Let’s think now about how many times a company has said ‘thank you’ to you for being a customer. Now let’s think about how many times a company has said ‘thank you’ only to use this as an opportunity to cross-sell? Some might see this second option as an efficiency that their customers would appreciate. But by having a ‘dual-purpose’ communication you actually weaken both messages. There should be a time and a place for everything. The acceptance and desire for tools, such as the Gmail ‘tabs’ or Outlook’s ‘advanced rules’, show the increasing importance for customers to control when they are ready to be spoken to. So with this in mind, a thank you should just be that; ‘thank you’.
Kairos in practice
Confused.com is the best example of using Kairos in practice that I have personally experienced recently. Having used the insurance search engine for a quote comparison in March, a month later when I’d nearly forgotten about them, it sent me a birthday email. There was no sales message, just a humorous email from the brand mascot, Brian the Robot. The email immediately put me in a great mood and brought Confused.com to the front of my mind. It made me want to show my friends and it generally made me feel pretty good to be a customer.
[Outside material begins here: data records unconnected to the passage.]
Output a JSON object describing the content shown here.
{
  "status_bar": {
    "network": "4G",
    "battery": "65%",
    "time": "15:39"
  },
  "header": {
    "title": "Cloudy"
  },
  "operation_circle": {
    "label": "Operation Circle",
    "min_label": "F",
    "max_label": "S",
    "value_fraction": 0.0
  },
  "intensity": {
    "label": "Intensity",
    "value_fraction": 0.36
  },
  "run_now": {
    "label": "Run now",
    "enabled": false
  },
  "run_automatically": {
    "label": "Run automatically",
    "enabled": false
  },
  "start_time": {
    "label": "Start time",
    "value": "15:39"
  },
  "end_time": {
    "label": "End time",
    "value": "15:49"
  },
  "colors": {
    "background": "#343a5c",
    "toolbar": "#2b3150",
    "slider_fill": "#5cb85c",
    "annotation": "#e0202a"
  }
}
A couple of months then passed by and it nudged me again, this time about a new app that was available.
Confused.com is playing the long game as it clearly understands that it will be a year before I make another decision about my insurance. We both know that I’m not in the market right now, but in the meantime I’m being made to feel appreciated and entertained(!), therefore enhancing the chances of a repeat purchase. And before I return to the website, to potentially make a purchase, I have been providing my word of mouth recommendations to colleagues and friends about the company and its great customer service.
The final translation
So after all this talk of Ancient Greek, where do we as marketers stand?
Well, hopefully with a realisation that when juggling existing communications plans, business goals, stakeholder opinions and a disorganised or legacy database, the thought of “What does the customer want from my company?” can often fall by the wayside. But, this question should hold equal if not a greater importance than the thought of “What do I (the business) want to tell my customer?” This is because it can inform and give greater value to everything from data segmentation to communications content.
When a communication becomes supportive and not ‘shouty’, useful but not needy, and timely yet not thoughtless, we start to see appreciation in the form of response.
Through this approach, we regain the value of meaningful communications and become able to cut through the chaos of a ‘Present Shock’ inbox.
Jen Talbot is account manager at Underwired.